In potentially uplifting news, the Chief Scout Executive, Robert “Bob” Mazzuca, is retiring in August. Tyrrell is optimistic that this will create an opportunity for a more progressive leader. Wayne Brock is in line as the next Chief Scout Executive, but Tyrrell listed Randall Stephenson among those whose leadership would change BSA for the better. “My hope is that since he runs a very successful company which is very, very LGBT friendly and inclusive, he’ll be able to carry that opinion and those processes over to the Boy Scouts. I hope they can realize that by including LGBT people, you’re not causing any harm, you’re actually making progress and change, and people definitely need to see that.”
Ultimately, this isn’t about bigoted adults and free speech laws. Jennifer Tyrrell’s story is about a mother wanting to be included in her son’s life. “I didn’t want to join the Scouts, to tell you the truth. I knew about their policy and I questioned it the very first day, but my seven-year-old really, really wanted to be with his friends, so we went.” Tyrrell said she was encouraged and told that she would be included without worry. “I actually really loved scouting, honest to God! I went in with a bad attitude, thinking ‘Dear God, what am I getting myself into?’ and then I loved it.”
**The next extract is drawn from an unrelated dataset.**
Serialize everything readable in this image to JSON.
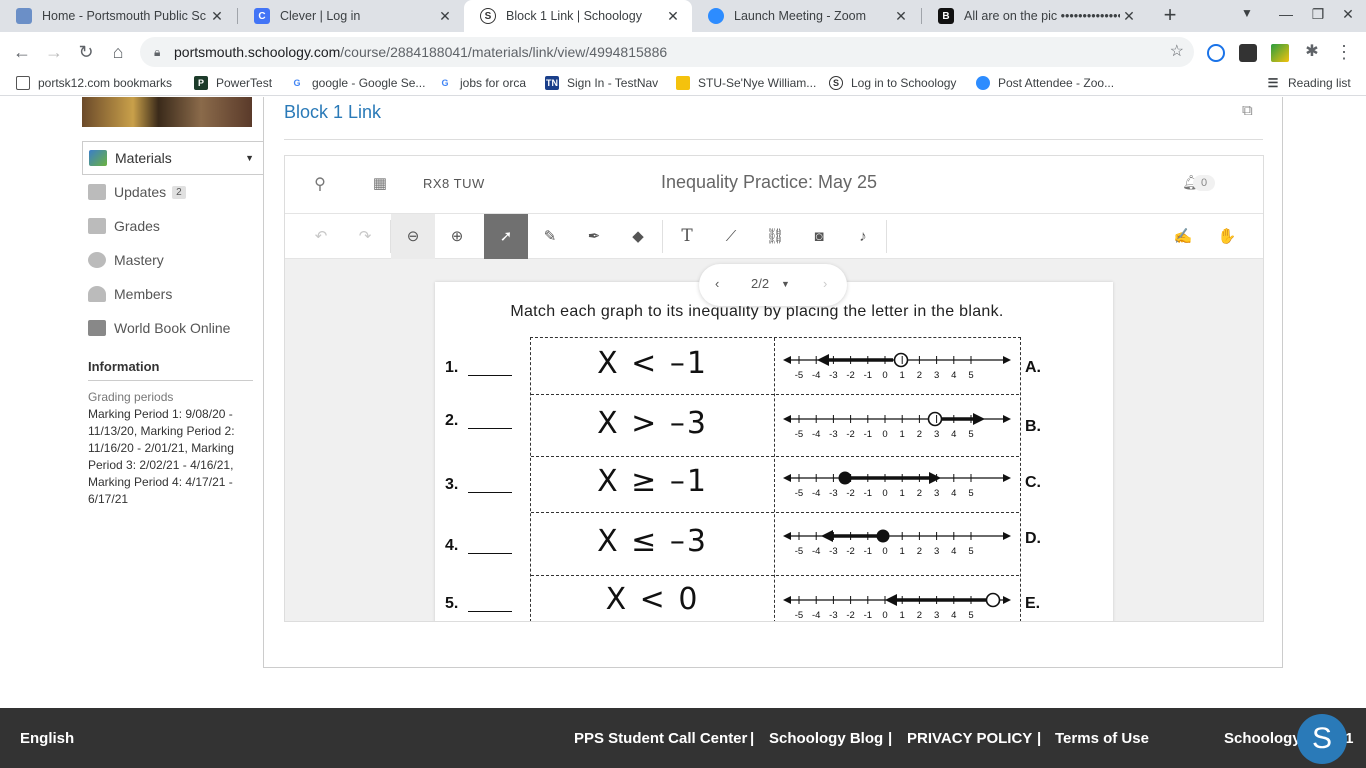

I asked why she was so passionate about the BSA, even now after all she’s gone through. Tyrrell answered, “I loved the time I got to spend with Cruz and actually Jude, my five-year-old, got to come along because siblings are always welcome. We spent a lot of good quality family time just learning and growing, and I’ve seen the change in Cruz and I really fell in love with scouting.”
“When I got that phone call, I was heartbroken and devastated and… How dare someone tell a mother they can’t be a part of their child’s life? Especially when all those scouting parents stood behind me and said,’You know, we love Jen and she’s a great leader and we want to keep her.'”
Tyrrell and her partner are extremely involved in their children’s lives through volunteering, school functions, and sports. She went on to say that her son, Cruz, doesn’t exactly understand what’s going on with the controversy. “He does understand that the Boy Scouts don’t allow gay people, and he thinks — well he said, “That’s stupid.”” Cruz is just a seven-year-old boy, wanting to be in Scouts with his friends. “He’s never been taught to discriminate against anybody,” Tyrrell said. “He sees everybody as the same, so he can’t understand why people are treating him differently or you know, me, or any of us differently because he’s not been raised that way.”
It’s shameful for the Boy Scouts of America to have created this conversation in the first place. Their policy states that they want the “homosexuality conversation” to start at home and not with the BSA, yet they’re creating a much more damaging situation in trying to silence this controversy. In the end, Cruz and the rest of Jennifer Tyrrell’s family has learned exactly what discrimination looks like from the Boy Scouts of America.
Please sign Jennifer Tyrrell’s Change.org petition to end the discrimination of the LGBTQ community in the Boy Scouts of America. She promises to keep the petition open until the policy is changed, however long it takes.